● **Records for this exercise**:
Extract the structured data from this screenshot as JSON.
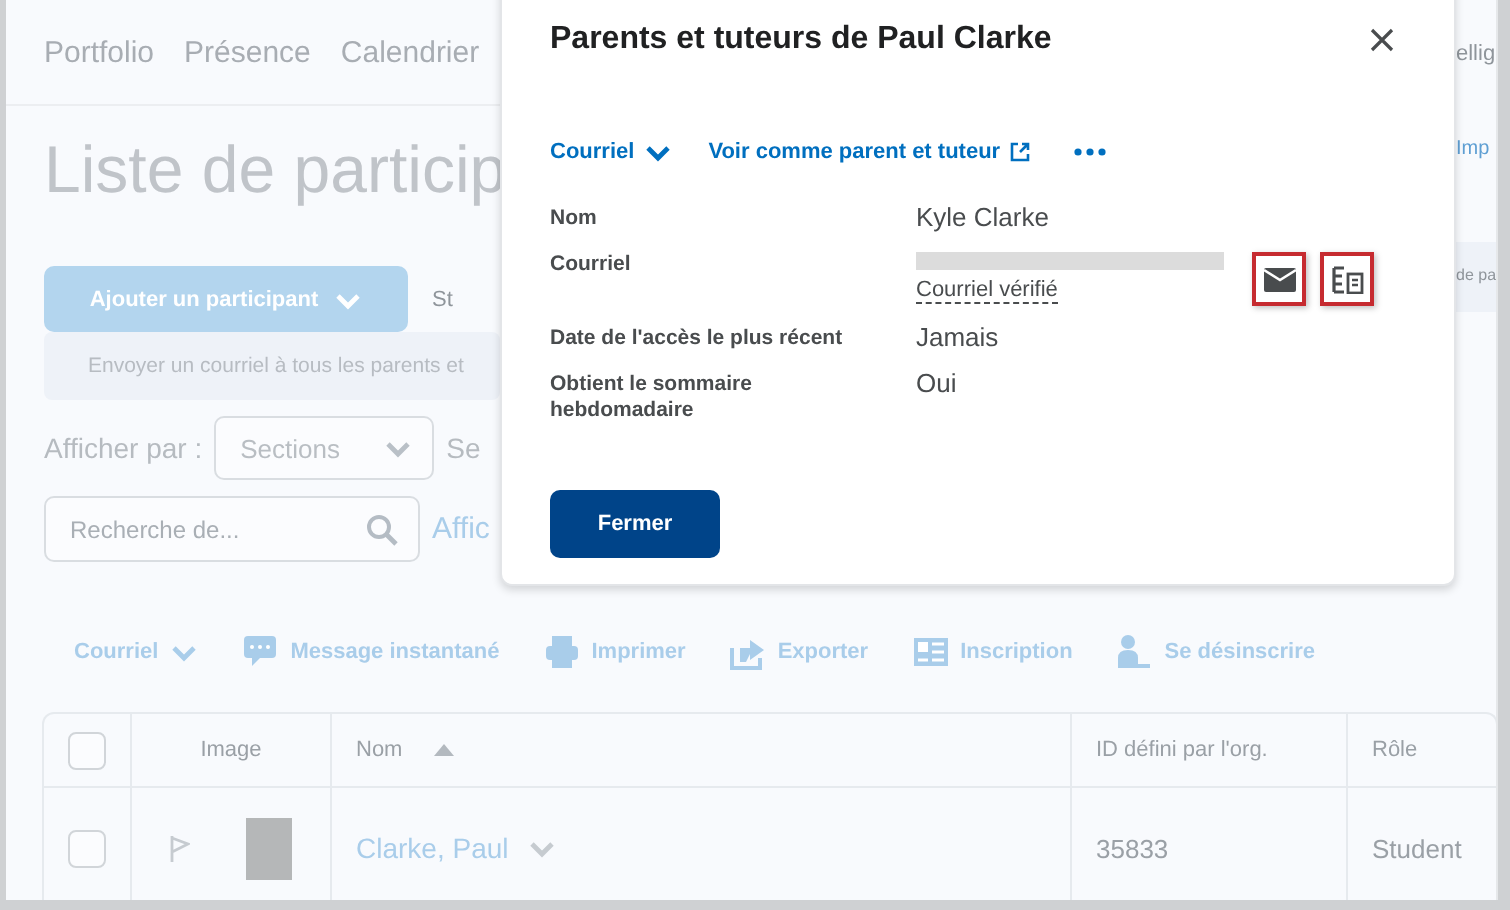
{
  "nav_tabs": [
    {
      "label": "Portfolio"
    },
    {
      "label": "Présence"
    },
    {
      "label": "Calendrier"
    }
  ],
  "nav_tab_fragment": "ellig",
  "page_title": "Liste de particip",
  "import_fragment": "Imp",
  "add_participant_button": "Ajouter un participant",
  "button_fragment": "St",
  "email_all_banner": "Envoyer un courriel à tous les parents et",
  "banner_fragment": "de pa",
  "view_by": {
    "label": "Afficher par :",
    "select_value": "Sections",
    "next_label": "Se"
  },
  "search": {
    "placeholder": "Recherche de...",
    "link": "Affic"
  },
  "toolbar": [
    {
      "label": "Courriel",
      "kind": "dropdown"
    },
    {
      "label": "Message instantané",
      "kind": "message"
    },
    {
      "label": "Imprimer",
      "kind": "print"
    },
    {
      "label": "Exporter",
      "kind": "export"
    },
    {
      "label": "Inscription",
      "kind": "enroll"
    },
    {
      "label": "Se désinscrire",
      "kind": "unenroll"
    }
  ],
  "table": {
    "select_all_checked": false,
    "columns": [
      {
        "label": "Image",
        "sorted": false
      },
      {
        "label": "Nom",
        "sorted": true
      },
      {
        "label": "ID défini par l'org.",
        "sorted": false
      },
      {
        "label": "Rôle",
        "sorted": false
      }
    ],
    "rows": [
      {
        "checked": false,
        "name": "Clarke, Paul",
        "org_id": "35833",
        "role": "Student"
      }
    ]
  },
  "dialog": {
    "title": "Parents et tuteurs de Paul Clarke",
    "actions": [
      {
        "label": "Courriel",
        "kind": "dropdown"
      },
      {
        "label": "Voir comme parent et tuteur",
        "kind": "external"
      },
      {
        "kind": "more"
      }
    ],
    "fields": [
      {
        "label": "Nom",
        "kind": "text",
        "value": "Kyle Clarke"
      },
      {
        "label": "Courriel",
        "kind": "email",
        "note": "Courriel vérifié"
      },
      {
        "label": "Date de l'accès le plus récent",
        "kind": "text",
        "value": "Jamais"
      },
      {
        "label": "Obtient le sommaire hebdomadaire",
        "kind": "text",
        "value": "Oui"
      }
    ],
    "close_button": "Fermer"
  }
}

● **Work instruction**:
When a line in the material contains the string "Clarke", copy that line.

● **Response**:
        "name": "Clarke, Paul",
    "title": "Parents et tuteurs de Paul Clarke",
        "value": "Kyle Clarke"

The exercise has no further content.